Byron Bertram is a street performer, actor, stand-up comedian extraordinaire and a rising star in the Canadian comedy scene. You may know him as the guy from the Nyquil commercial, or maybe you’ve seen him busking around Vancouver as “Byron from England.” I had a chance to sit down with Byron and talk about his start in the industry, how he keeps on his toes amidst crazy crowds, and that one time Judi Dench gave him $20 bucks.
I’ve been doing this for about 20 years, since I was 16 years old. I learned how to juggle in this theatre program for youth in East Vancouver and I just got addicted to juggling, performing arts and things like that. And from then on I just went. A couple of years in, in 1996, I went to Edmonton for the Fringe Festival and that kind of gave me a big boost in confidence, and I just thought it was awesome. Before that I went to San Francisco. The big trip was Europe, three years in. I went to England, Holland, Spain and France. That was my first real big trip.
I juggle fire or machetes, depending if I can juggle fire. It’s easier to get a crowd with fire and it’s more impressive. And then I escape from a strait jacket and chains. But it’s not just the tricks that I do; it’s the crowd interaction, the comedy and the verbal banter that really propels the performance. You need to have a reason to subconsciously hypnotize people to watch you for 45 minutes or an hour. You have to captivate them with what you’re going to do and then around that make it about interaction and comedy and laughter and fun.

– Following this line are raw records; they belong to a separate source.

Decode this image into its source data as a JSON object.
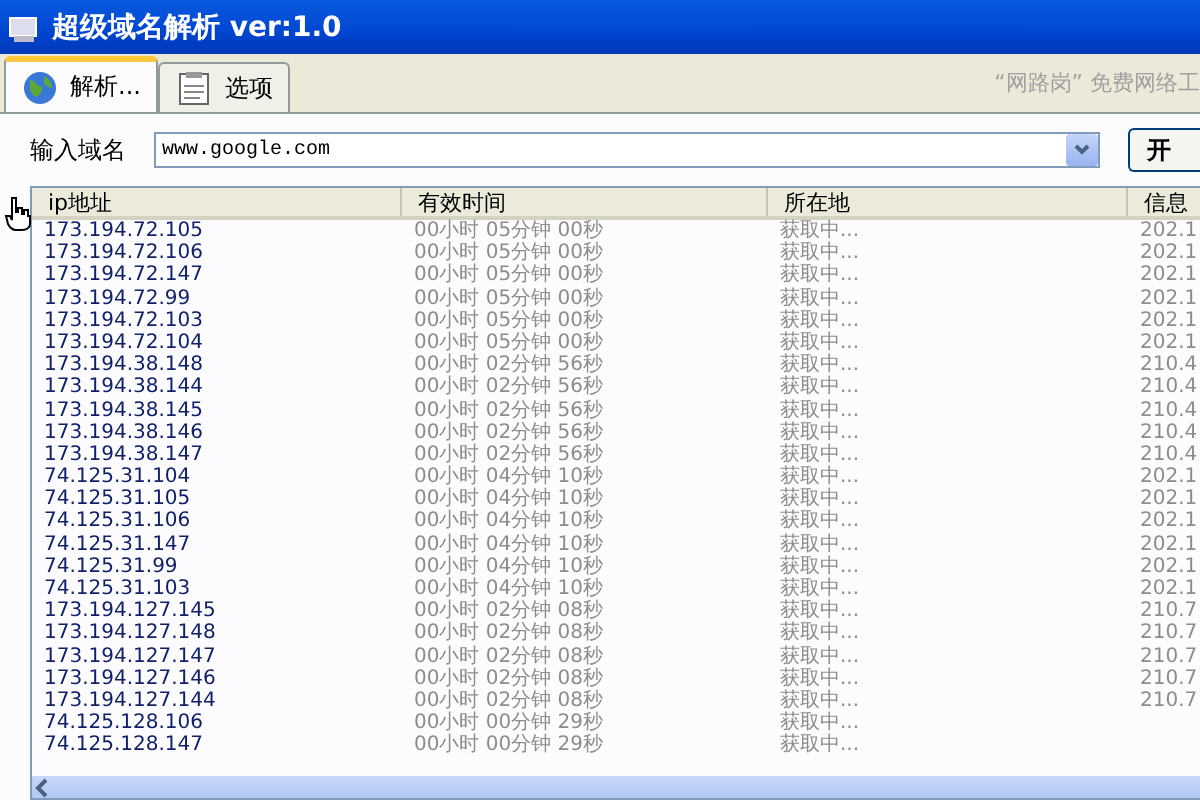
{
  "window": {
    "title": "超级域名解析 ver:1.0"
  },
  "tabs": [
    {
      "label": "解析...",
      "selected": true,
      "kind": "globe"
    },
    {
      "label": "选项",
      "selected": false,
      "kind": "notepad"
    }
  ],
  "banner": "“网路岗” 免费网络工",
  "domain": {
    "label": "输入域名",
    "value": "www.google.com"
  },
  "start_button": "开",
  "table": {
    "columns": [
      "ip地址",
      "有效时间",
      "所在地",
      "信息"
    ],
    "rows": [
      {
        "ip": "173.194.72.105",
        "ttl": "00小时 05分钟 00秒",
        "location": "获取中...",
        "info": "202.1"
      },
      {
        "ip": "173.194.72.106",
        "ttl": "00小时 05分钟 00秒",
        "location": "获取中...",
        "info": "202.1"
      },
      {
        "ip": "173.194.72.147",
        "ttl": "00小时 05分钟 00秒",
        "location": "获取中...",
        "info": "202.1"
      },
      {
        "ip": "173.194.72.99",
        "ttl": "00小时 05分钟 00秒",
        "location": "获取中...",
        "info": "202.1"
      },
      {
        "ip": "173.194.72.103",
        "ttl": "00小时 05分钟 00秒",
        "location": "获取中...",
        "info": "202.1"
      },
      {
        "ip": "173.194.72.104",
        "ttl": "00小时 05分钟 00秒",
        "location": "获取中...",
        "info": "202.1"
      },
      {
        "ip": "173.194.38.148",
        "ttl": "00小时 02分钟 56秒",
        "location": "获取中...",
        "info": "210.4"
      },
      {
        "ip": "173.194.38.144",
        "ttl": "00小时 02分钟 56秒",
        "location": "获取中...",
        "info": "210.4"
      },
      {
        "ip": "173.194.38.145",
        "ttl": "00小时 02分钟 56秒",
        "location": "获取中...",
        "info": "210.4"
      },
      {
        "ip": "173.194.38.146",
        "ttl": "00小时 02分钟 56秒",
        "location": "获取中...",
        "info": "210.4"
      },
      {
        "ip": "173.194.38.147",
        "ttl": "00小时 02分钟 56秒",
        "location": "获取中...",
        "info": "210.4"
      },
      {
        "ip": "74.125.31.104",
        "ttl": "00小时 04分钟 10秒",
        "location": "获取中...",
        "info": "202.1"
      },
      {
        "ip": "74.125.31.105",
        "ttl": "00小时 04分钟 10秒",
        "location": "获取中...",
        "info": "202.1"
      },
      {
        "ip": "74.125.31.106",
        "ttl": "00小时 04分钟 10秒",
        "location": "获取中...",
        "info": "202.1"
      },
      {
        "ip": "74.125.31.147",
        "ttl": "00小时 04分钟 10秒",
        "location": "获取中...",
        "info": "202.1"
      },
      {
        "ip": "74.125.31.99",
        "ttl": "00小时 04分钟 10秒",
        "location": "获取中...",
        "info": "202.1"
      },
      {
        "ip": "74.125.31.103",
        "ttl": "00小时 04分钟 10秒",
        "location": "获取中...",
        "info": "202.1"
      },
      {
        "ip": "173.194.127.145",
        "ttl": "00小时 02分钟 08秒",
        "location": "获取中...",
        "info": "210.7"
      },
      {
        "ip": "173.194.127.148",
        "ttl": "00小时 02分钟 08秒",
        "location": "获取中...",
        "info": "210.7"
      },
      {
        "ip": "173.194.127.147",
        "ttl": "00小时 02分钟 08秒",
        "location": "获取中...",
        "info": "210.7"
      },
      {
        "ip": "173.194.127.146",
        "ttl": "00小时 02分钟 08秒",
        "location": "获取中...",
        "info": "210.7"
      },
      {
        "ip": "173.194.127.144",
        "ttl": "00小时 02分钟 08秒",
        "location": "获取中...",
        "info": "210.7"
      },
      {
        "ip": "74.125.128.106",
        "ttl": "00小时 00分钟 29秒",
        "location": "获取中..."
      },
      {
        "ip": "74.125.128.147",
        "ttl": "00小时 00分钟 29秒",
        "location": "获取中..."
      }
    ]
  }
}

I put on this fake British accent, when I’m in North America anyway. I did it as a dare once and then I noticed when you have an English accent, I suddenly got more laughs. I had bigger crowds, I got paid more and it just kind of seemed to add an extra dynamic to my act. I’ve been doing that for a long time.
People saying “that was amazing,” “that changed my life,” or “it was a tough day and it really brought happiness to me when I was feeling down.” Dame Judi Dench came up to me after a show and gave me $20 and said “that was awesome.” But I’ve had bad experiences too – when I was in Holland this guy assaulted me when I was in my straight jacket, he punched me and I had to get out of it really quickly to defend myself. Volunteers pulled him off me and he got arrested. So crazy stuff like that happens – drunken hecklers, just crazy stuff. Little old ladies will run up and hug me, which is hilarious. It’s the best thing about the street, you never know what’s going to happen, it’s so unprotected. And you are vulnerable to circumstances that present themselves, for good or bad and everything in between. Mostly it’s good. But you have to be able to roll with the punches.

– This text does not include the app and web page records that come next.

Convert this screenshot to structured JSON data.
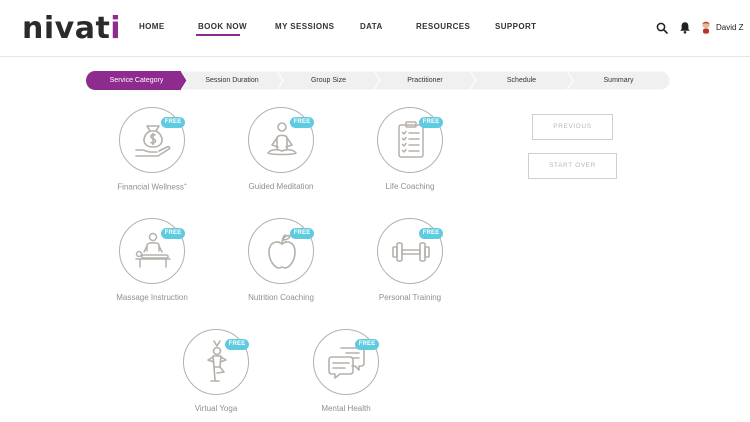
{
  "header": {
    "logo_main": "nivat",
    "logo_accent": "i",
    "nav": [
      {
        "label": "HOME"
      },
      {
        "label": "BOOK NOW"
      },
      {
        "label": "MY SESSIONS"
      },
      {
        "label": "DATA"
      },
      {
        "label": "RESOURCES"
      },
      {
        "label": "SUPPORT"
      }
    ],
    "user_name": "David Z"
  },
  "stepper": {
    "steps": [
      {
        "label": "Service Category",
        "active": true
      },
      {
        "label": "Session Duration",
        "active": false
      },
      {
        "label": "Group Size",
        "active": false
      },
      {
        "label": "Practitioner",
        "active": false
      },
      {
        "label": "Schedule",
        "active": false
      },
      {
        "label": "Summary",
        "active": false
      }
    ]
  },
  "categories": [
    {
      "label": "Financial Wellness",
      "superscript": "+",
      "badge": "FREE",
      "icon": "money-bag-hand-icon"
    },
    {
      "label": "Guided Meditation",
      "badge": "FREE",
      "icon": "meditation-person-icon"
    },
    {
      "label": "Life Coaching",
      "badge": "FREE",
      "icon": "clipboard-checklist-icon"
    },
    {
      "label": "Massage Instruction",
      "badge": "FREE",
      "icon": "massage-table-icon"
    },
    {
      "label": "Nutrition Coaching",
      "badge": "FREE",
      "icon": "apple-icon"
    },
    {
      "label": "Personal Training",
      "badge": "FREE",
      "icon": "dumbbell-icon"
    },
    {
      "label": "Virtual Yoga",
      "badge": "FREE",
      "icon": "yoga-pose-icon"
    },
    {
      "label": "Mental Health",
      "badge": "FREE",
      "icon": "chat-bubbles-icon"
    }
  ],
  "actions": {
    "previous_label": "PREVIOUS",
    "start_over_label": "START OVER"
  },
  "colors": {
    "brand_purple": "#8e2b8e",
    "badge_cyan": "#5fcbe0",
    "icon_gray": "#b5b0aa"
  }
}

Hopefully it will bring more recognition to the arts, and variety arts into the city. And also open up some doors for taking it to cabaret shows. Busking is one of those things people don’t really know what it is. I think the public perception is that it’s the lowest level on the totem pole, which is totally false, some of the most talented people I know are street performers and make a good living doing it, and have an amazing life, myself included. I do stand-up comedy and acting as well. I’m not going to change peoples perception about what I do.

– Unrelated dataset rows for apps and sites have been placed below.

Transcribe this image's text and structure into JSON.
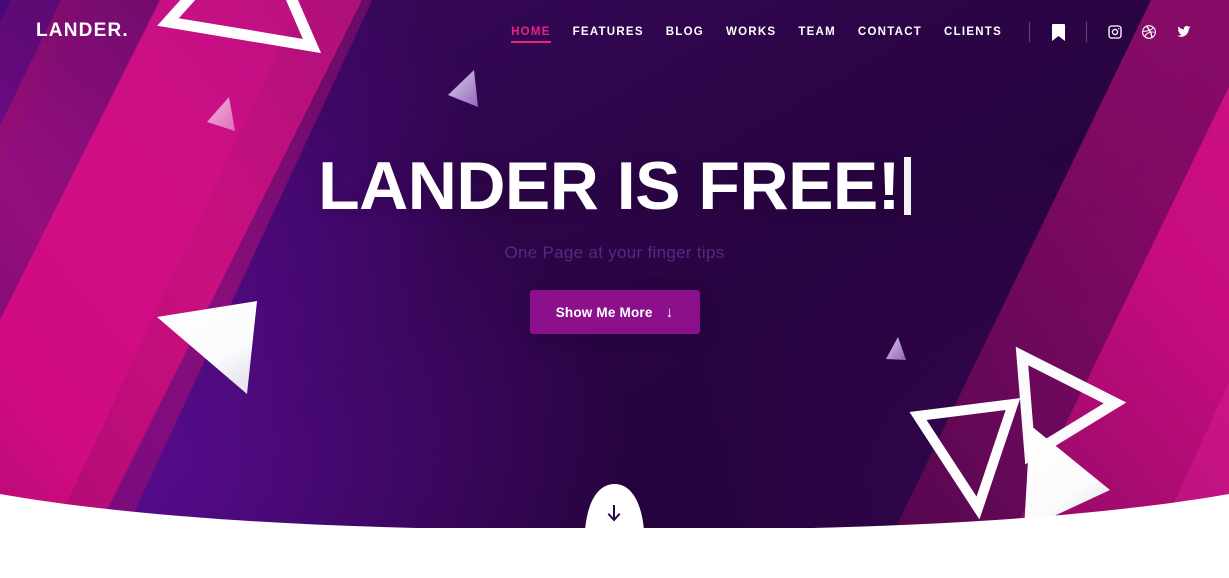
{
  "site": {
    "brand": "LANDER."
  },
  "nav": {
    "items": [
      {
        "label": "HOME",
        "active": true
      },
      {
        "label": "FEATURES",
        "active": false
      },
      {
        "label": "BLOG",
        "active": false
      },
      {
        "label": "WORKS",
        "active": false
      },
      {
        "label": "TEAM",
        "active": false
      },
      {
        "label": "CONTACT",
        "active": false
      },
      {
        "label": "CLIENTS",
        "active": false
      }
    ],
    "bookmark_icon": "bookmark-icon",
    "social": [
      {
        "name": "instagram-icon"
      },
      {
        "name": "dribbble-icon"
      },
      {
        "name": "twitter-icon"
      }
    ]
  },
  "hero": {
    "title": "LANDER IS FREE!",
    "typing_caret": true,
    "subtitle": "One Page at your finger tips",
    "cta_label": "Show Me More",
    "cta_arrow": "↓",
    "scroll_arrow": "↓"
  },
  "colors": {
    "accent_pink": "#e8247f",
    "band_magenta": "#cc0c7d",
    "bg_dark_purple": "#2a0340",
    "bg_purple": "#57098f",
    "button_purple": "#8c0f8c",
    "subtitle_purple": "#5a2a84",
    "white": "#ffffff"
  }
}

The beautiful thing about busking is that you can have a billionaire and a homeless guy standing beside each other clapping and laughing and cheering at the same stuff. People from all different cultures and walks of life and demographics and ages. You bring them together for a short amount of time, and then they all leave and it’s like it never happened, apart from the memories. It’s a pretty magical amazing thing when you think about it. Guerrilla performing.
You’ll see some world class outdoor street performing that you won’t see anywhere else. Performers from all around the world just bring their amazing skills. It’s a cool thing you can bring anybody to. Whether you’re 100 or you’re five, you’re going to enjoy it. Financially it’s cheap and it’s accessible to everybody. It’s just a great fun thing to do for the day or the weekend. There’s no drawback to it – anybody can come, regardless of income, cultural background or age. It’s cheap and it’s super entertaining.
Come to Busker Fest, enjoy the sunshine, enjoy great performing by donation of your choice. Spread the love! Vancouver needs more support when it comes to the performing arts.
Follow Byron on Twitter: @ByronBertram
When: June 28 and 29
Time: noon to 10 p.m.
Where: Granville Street between Smithe and Dunsmuir
Enter the photo contest and WIN!
You could win a $200 Future Shop gift card by tagging your Busker Fest photos on Instagram with #VancityBusk. The most LIKES will win the prize! Contest runs from June 28 to 29.
Vancity Buzz is a proud media sponsor of the Vancouver International Busker Festival